TASK GOAL >>
Do any lines in the data below contain "name"? If so, copy every one of them.

★ ★ ★

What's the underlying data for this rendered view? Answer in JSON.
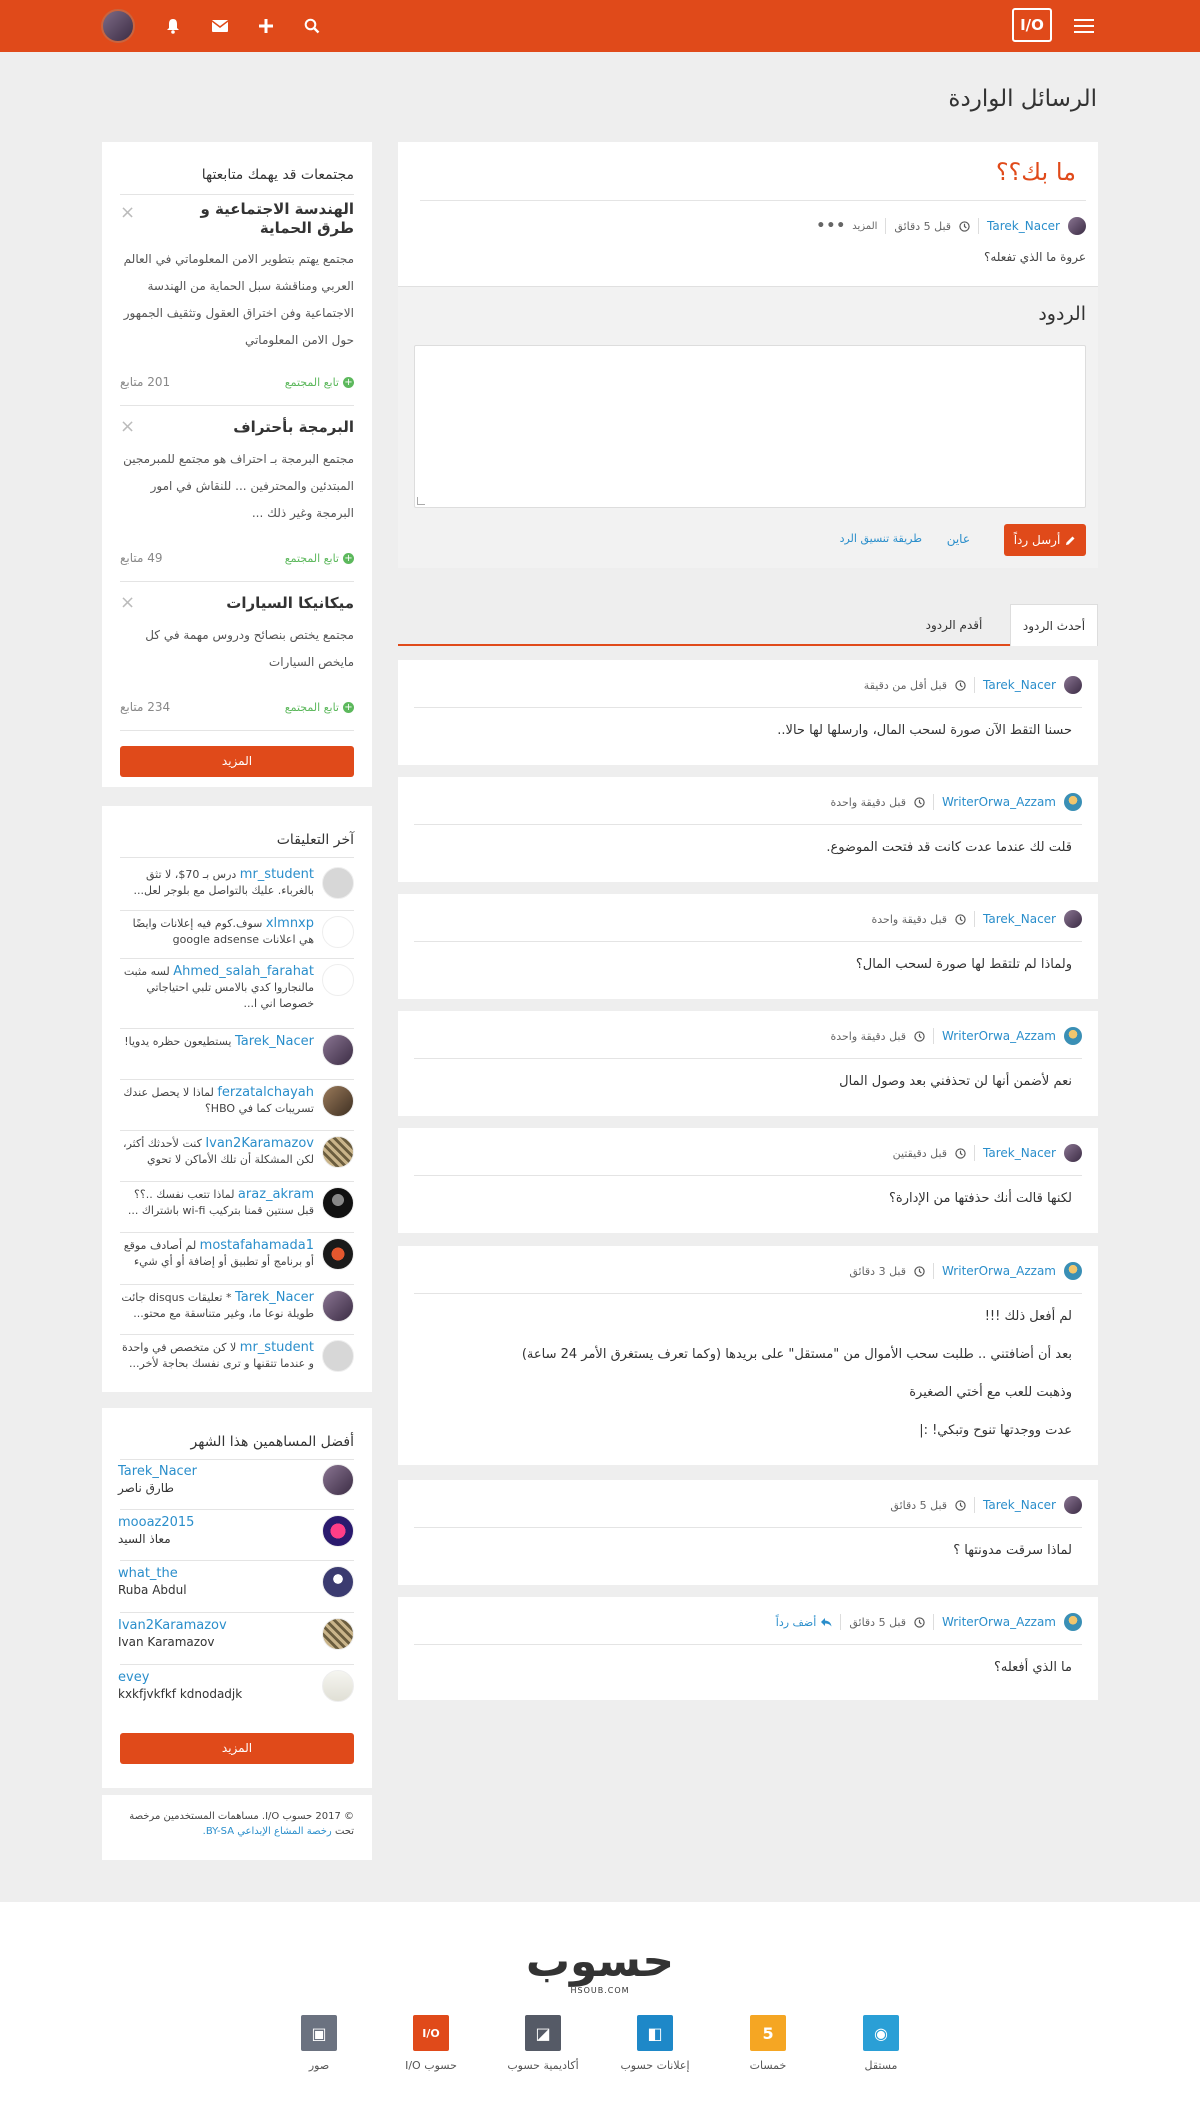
{
  "nav": {
    "logo": "I/O",
    "menu_icon": "menu-icon",
    "search_icon": "search-icon",
    "plus_icon": "plus-icon",
    "mail_icon": "mail-icon",
    "bell_icon": "bell-icon"
  },
  "page": {
    "title": "الرسائل الواردة"
  },
  "post": {
    "title": "ما بك؟؟",
    "author": "Tarek_Nacer",
    "time": "قبل 5 دقائق",
    "more_label": "المزيد",
    "body": "عروة ما الذي تفعله؟"
  },
  "reply_form": {
    "heading": "الردود",
    "submit_label": "أرسل رداً",
    "preview_label": "عاين",
    "format_label": "طريقة تنسيق الرد"
  },
  "tabs": {
    "newest": "أحدث الردود",
    "oldest": "أقدم الردود"
  },
  "replies": [
    {
      "author": "Tarek_Nacer",
      "time": "قبل أقل من دقيقة",
      "lines": [
        "حسنا التقط الآن صورة لسحب المال، وارسلها لها حالا.."
      ]
    },
    {
      "author": "WriterOrwa_Azzam",
      "time": "قبل دقيقة واحدة",
      "lines": [
        "قلت لك عندما عدت كانت قد فتحت الموضوع."
      ]
    },
    {
      "author": "Tarek_Nacer",
      "time": "قبل دقيقة واحدة",
      "lines": [
        "ولماذا لم تلتقط لها صورة لسحب المال؟"
      ]
    },
    {
      "author": "WriterOrwa_Azzam",
      "time": "قبل دقيقة واحدة",
      "lines": [
        "نعم لأضمن أنها لن تحذفني بعد وصول المال"
      ]
    },
    {
      "author": "Tarek_Nacer",
      "time": "قبل دقيقتين",
      "lines": [
        "لكنها قالت أنك حذفتها من الإدارة؟"
      ]
    },
    {
      "author": "WriterOrwa_Azzam",
      "time": "قبل 3 دقائق",
      "lines": [
        "لم أفعل ذلك !!!",
        "بعد أن أضافتني .. طلبت سحب الأموال من \"مستقل\" على بريدها (وكما تعرف يستغرق الأمر 24 ساعة)",
        "وذهبت للعب مع أختي الصغيرة",
        "عدت ووجدتها تنوح وتبكي! :|"
      ]
    },
    {
      "author": "Tarek_Nacer",
      "time": "قبل 5 دقائق",
      "lines": [
        "لماذا سرقت مدونتها ؟"
      ]
    },
    {
      "author": "WriterOrwa_Azzam",
      "time": "قبل 5 دقائق",
      "reply_action": "أضف رداً",
      "lines": [
        "ما الذي أفعله؟"
      ]
    }
  ],
  "sidebar": {
    "communities": {
      "title": "مجتمعات قد يهمك متابعتها",
      "items": [
        {
          "name": "الهندسة الاجتماعية و طرق الحماية",
          "desc": "مجتمع يهتم بتطوير الامن المعلوماتي في العالم العربي ومناقشة سبل الحماية من الهندسة الاجتماعية وفن اختراق العقول وتثقيف الجمهور حول الامن المعلوماتي",
          "follow": "تابع المجتمع",
          "followers": "201 متابع"
        },
        {
          "name": "البرمجة بأحتراف",
          "desc": "مجتمع البرمجة بـ احتراف هو مجتمع للمبرمجين المبتدئين والمحترفين ... للنقاش في امور البرمجة وغير ذلك ...",
          "follow": "تابع المجتمع",
          "followers": "49 متابع"
        },
        {
          "name": "ميكانيكا السيارات",
          "desc": "مجتمع يختص بنصائح ودروس مهمة في كل مايخص السيارات",
          "follow": "تابع المجتمع",
          "followers": "234 متابع"
        }
      ],
      "more_label": "المزيد"
    },
    "comments": {
      "title": "آخر التعليقات",
      "items": [
        {
          "user": "mr_student",
          "text": "درس بـ 70$، لا تثق بالغرباء. عليك بالتواصل مع بلوجر لعل..."
        },
        {
          "user": "xlmnxp",
          "text": "سوف.كوم فيه إعلانات وايضًا هي اعلانات google adsense"
        },
        {
          "user": "Ahmed_salah_farahat",
          "text": "لسه مثبت مالنجاروا كدي بالامس تلبي احتياجاتي خصوصا اني ا..."
        },
        {
          "user": "Tarek_Nacer",
          "text": "يستطيعون حظره يدويا!"
        },
        {
          "user": "ferzatalchayah",
          "text": "لماذا لا يحصل عندك تسريبات كما في HBO؟"
        },
        {
          "user": "Ivan2Karamazov",
          "text": "كنت لأحدثك أكثر، لكن المشكلة أن تلك الأماكن لا تحوي إنتر..."
        },
        {
          "user": "araz_akram",
          "text": "لماذا تتعب نفسك ..؟؟ قبل سنتين قمنا بتركيب wi-fi باشتراك ..."
        },
        {
          "user": "mostafahamada1",
          "text": "لم أصادف موقع أو برنامج أو تطبيق أو إضافة أو أي شيء إلى ع..."
        },
        {
          "user": "Tarek_Nacer",
          "text": "* تعليقات disqus جائت طويلة نوعا ما، وغير متناسقة مع محتو..."
        },
        {
          "user": "mr_student",
          "text": "لا كن متخصص في واحدة و عندما تتقنها و ترى نفسك بحاجة لأخر..."
        }
      ]
    },
    "contributors": {
      "title": "أفضل المساهمين هذا الشهر",
      "items": [
        {
          "user": "Tarek_Nacer",
          "name": "طارق ناصر"
        },
        {
          "user": "mooaz2015",
          "name": "معاذ السيد"
        },
        {
          "user": "what_the",
          "name": "Ruba Abdul"
        },
        {
          "user": "Ivan2Karamazov",
          "name": "Ivan Karamazov"
        },
        {
          "user": "evey",
          "name": "kxkfjvkfkf kdnodadjk"
        }
      ],
      "more_label": "المزيد"
    },
    "copyright": {
      "text": "© 2017 حسوب I/O. مساهمات المستخدمين مرخصة تحت",
      "license": "رخصة المشاع الإبداعي BY-SA."
    }
  },
  "footer": {
    "logo": "حسوب",
    "logo_sub": "HSOUB.COM",
    "links": [
      {
        "label": "مستقل",
        "color": "#2a9fd6"
      },
      {
        "label": "خمسات",
        "color": "#f5a623"
      },
      {
        "label": "إعلانات حسوب",
        "color": "#1e88c8"
      },
      {
        "label": "أكاديمية حسوب",
        "color": "#555a66"
      },
      {
        "label": "حسوب I/O",
        "color": "#e04a1a"
      },
      {
        "label": "صور",
        "color": "#6b7280"
      }
    ]
  },
  "colors": {
    "accent": "#e04a1a",
    "link": "#2a8ecb",
    "follow": "#5cb85c"
  }
}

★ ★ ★

TASK OUTPUT >>
          "name": "الهندسة الاجتماعية و طرق الحماية",
          "name": "البرمجة بأحتراف",
          "name": "ميكانيكا السيارات",
          "name": "طارق ناصر"
          "name": "معاذ السيد"
          "name": "Ruba Abdul"
          "name": "Ivan Karamazov"
          "name": "kxkfjvkfkf kdnodadjk"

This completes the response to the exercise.